Three hunters were pursuing Dall sheep in the Chugach Mountains of south-central Alaska on Wednesday, Oct. 6 when they got caught in an avalanche. The Alaska State Troopers said in an online statement that two of the hunters were injured in the slide they likely triggered.
The hunters sent a distress signal from Hunter Creek Valley to a contact in Anchorage via a satellite communications device after the incident. Their contact called emergency services just past 9 p.m. on Wednesday night. Alaska's Rescue Coordination Center was also activated by the call, according to a press release from the Alaska Army National Guard.
National Guardsmen in a Black Hawk helicopter rescued the hunters from the mountain at 12:15 a.m. on Thursday morning in coordination with Alaska State Troopers and brought them to Providence Alaska Medical Center in Anchorage. Two of the three hunters are being treated for non-life threatening injuries.
“One of the guys was buried and the other two individuals had to dig him out,” Lt. Col. Michele Edwards said in the press release.
The buried hunter suffered from cold weather injuries and the other injured hunter dislocated a shoulder. The third hunter escaped unscathed.

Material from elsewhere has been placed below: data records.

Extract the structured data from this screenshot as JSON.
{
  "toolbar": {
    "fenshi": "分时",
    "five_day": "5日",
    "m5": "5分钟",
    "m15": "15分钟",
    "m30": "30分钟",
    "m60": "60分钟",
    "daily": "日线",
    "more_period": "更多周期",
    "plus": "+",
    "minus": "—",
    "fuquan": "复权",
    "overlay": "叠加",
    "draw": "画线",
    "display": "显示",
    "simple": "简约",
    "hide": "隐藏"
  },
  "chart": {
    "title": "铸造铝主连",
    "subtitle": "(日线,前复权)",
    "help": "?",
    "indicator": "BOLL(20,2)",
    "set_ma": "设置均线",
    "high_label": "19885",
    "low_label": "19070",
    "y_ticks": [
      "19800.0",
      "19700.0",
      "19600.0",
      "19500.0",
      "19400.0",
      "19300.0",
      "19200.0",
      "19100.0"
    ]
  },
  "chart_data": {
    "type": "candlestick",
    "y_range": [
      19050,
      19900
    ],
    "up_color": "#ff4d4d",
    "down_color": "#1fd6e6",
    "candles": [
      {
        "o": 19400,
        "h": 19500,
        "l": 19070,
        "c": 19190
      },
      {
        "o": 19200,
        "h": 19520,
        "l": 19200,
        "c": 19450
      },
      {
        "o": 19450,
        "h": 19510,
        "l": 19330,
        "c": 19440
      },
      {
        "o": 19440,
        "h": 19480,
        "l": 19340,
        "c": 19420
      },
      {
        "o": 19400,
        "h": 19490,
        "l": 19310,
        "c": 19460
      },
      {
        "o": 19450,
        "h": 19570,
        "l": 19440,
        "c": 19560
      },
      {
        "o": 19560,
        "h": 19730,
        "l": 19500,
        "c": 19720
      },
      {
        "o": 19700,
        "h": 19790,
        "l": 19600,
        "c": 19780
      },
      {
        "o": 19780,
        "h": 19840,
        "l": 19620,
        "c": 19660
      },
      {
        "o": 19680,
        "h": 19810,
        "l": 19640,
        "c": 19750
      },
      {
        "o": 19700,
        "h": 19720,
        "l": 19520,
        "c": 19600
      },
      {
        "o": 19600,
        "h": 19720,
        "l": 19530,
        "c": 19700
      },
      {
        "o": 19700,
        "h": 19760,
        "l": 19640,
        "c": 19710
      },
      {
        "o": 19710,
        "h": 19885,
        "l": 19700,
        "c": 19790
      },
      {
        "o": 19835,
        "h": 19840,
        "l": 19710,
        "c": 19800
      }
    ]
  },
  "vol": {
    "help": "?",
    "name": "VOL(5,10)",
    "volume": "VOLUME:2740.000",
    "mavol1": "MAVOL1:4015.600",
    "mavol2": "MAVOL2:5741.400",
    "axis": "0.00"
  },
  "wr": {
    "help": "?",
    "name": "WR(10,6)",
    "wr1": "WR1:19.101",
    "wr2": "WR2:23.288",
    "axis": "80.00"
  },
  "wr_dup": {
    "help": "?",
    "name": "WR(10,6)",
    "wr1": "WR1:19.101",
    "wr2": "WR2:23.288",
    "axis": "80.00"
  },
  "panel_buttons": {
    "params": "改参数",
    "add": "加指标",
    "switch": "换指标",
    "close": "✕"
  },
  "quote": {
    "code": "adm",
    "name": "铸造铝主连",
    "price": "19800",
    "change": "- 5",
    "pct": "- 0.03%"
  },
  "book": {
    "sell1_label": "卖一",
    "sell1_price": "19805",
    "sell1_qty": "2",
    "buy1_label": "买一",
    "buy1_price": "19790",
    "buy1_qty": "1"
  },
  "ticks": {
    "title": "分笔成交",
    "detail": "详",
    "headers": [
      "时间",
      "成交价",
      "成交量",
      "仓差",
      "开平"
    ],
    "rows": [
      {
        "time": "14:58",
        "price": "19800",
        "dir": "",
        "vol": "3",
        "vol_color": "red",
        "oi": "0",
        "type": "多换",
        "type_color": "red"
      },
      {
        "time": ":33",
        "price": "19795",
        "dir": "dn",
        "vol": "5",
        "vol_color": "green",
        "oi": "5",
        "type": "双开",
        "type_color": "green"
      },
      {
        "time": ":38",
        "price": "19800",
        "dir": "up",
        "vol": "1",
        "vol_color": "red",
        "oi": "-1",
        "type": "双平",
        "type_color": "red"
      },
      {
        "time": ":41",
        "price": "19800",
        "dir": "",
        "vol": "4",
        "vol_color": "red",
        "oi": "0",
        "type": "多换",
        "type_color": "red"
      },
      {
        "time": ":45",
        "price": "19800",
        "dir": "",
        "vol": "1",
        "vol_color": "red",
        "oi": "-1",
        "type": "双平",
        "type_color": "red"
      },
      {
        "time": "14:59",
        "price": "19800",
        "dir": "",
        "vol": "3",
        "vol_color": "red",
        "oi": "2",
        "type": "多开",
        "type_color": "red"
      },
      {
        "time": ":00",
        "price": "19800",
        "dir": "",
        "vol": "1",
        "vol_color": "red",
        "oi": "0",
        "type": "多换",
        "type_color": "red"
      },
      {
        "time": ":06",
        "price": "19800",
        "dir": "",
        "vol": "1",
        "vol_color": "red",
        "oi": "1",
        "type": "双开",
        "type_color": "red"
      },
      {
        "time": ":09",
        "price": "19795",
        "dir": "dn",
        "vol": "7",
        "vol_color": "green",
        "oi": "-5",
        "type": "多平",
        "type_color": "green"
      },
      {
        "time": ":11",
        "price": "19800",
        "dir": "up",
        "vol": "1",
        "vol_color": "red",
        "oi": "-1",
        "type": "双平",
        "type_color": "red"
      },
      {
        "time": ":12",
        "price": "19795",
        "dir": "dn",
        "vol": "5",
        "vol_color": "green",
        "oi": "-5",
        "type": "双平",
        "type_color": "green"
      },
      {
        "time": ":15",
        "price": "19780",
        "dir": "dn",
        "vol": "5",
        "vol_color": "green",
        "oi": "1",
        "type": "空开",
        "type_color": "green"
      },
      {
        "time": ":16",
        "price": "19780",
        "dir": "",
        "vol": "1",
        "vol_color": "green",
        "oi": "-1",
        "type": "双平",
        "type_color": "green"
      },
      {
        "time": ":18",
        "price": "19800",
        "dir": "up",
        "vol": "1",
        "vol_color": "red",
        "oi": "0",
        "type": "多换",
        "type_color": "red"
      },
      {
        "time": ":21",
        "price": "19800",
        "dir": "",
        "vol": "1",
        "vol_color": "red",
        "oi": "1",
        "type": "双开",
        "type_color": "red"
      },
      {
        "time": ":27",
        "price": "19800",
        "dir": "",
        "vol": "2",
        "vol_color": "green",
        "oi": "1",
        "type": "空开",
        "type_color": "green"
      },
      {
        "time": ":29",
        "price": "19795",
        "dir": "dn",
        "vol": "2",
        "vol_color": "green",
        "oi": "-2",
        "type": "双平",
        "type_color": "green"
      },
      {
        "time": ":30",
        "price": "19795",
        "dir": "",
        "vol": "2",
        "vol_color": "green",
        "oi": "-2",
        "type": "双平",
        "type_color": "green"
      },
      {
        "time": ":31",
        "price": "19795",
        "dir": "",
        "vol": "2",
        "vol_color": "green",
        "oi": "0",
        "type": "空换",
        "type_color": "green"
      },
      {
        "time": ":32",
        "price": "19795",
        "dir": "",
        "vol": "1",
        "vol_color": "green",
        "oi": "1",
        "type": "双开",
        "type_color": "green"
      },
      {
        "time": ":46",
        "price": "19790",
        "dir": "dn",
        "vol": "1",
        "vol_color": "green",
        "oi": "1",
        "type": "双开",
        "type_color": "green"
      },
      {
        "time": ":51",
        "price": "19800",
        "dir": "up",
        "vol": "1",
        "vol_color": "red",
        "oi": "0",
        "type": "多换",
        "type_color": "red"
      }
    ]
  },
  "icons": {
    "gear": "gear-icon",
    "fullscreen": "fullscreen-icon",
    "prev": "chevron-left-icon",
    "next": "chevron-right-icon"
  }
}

The hunters used headlamps to signal the helicopter and rescuers, who were wearing night vision goggles during the search. They were able to land safely and evacuate the hunters without needing to airlift them off the mountain.
“To have avalanches this early in the season is definitely different, but I’m thankful that we’re able to stay prepared to assist and support our fellow Alaskans,” Edwards said.
This incident may encourage other high-elevation hunters to take an avalanche level 1 course. These classes provide a basic understanding of snow stability, self-arrest, and how to make educated decisions on glaciers, couloirs, snow fields, rock slides, and other avalanche terrain. Additionally, these folks would be wise to wear avalanche beacons and other safety gear that's become standard for backcountry skiers and mountaineers.
"This story perfectly outlines the benefits of being a well-rounded outdoorsperson," MeatEater Conservation Director Ryan Callaghan said. "While I am sure the hunters were experienced, this just goes to show you can always learn more."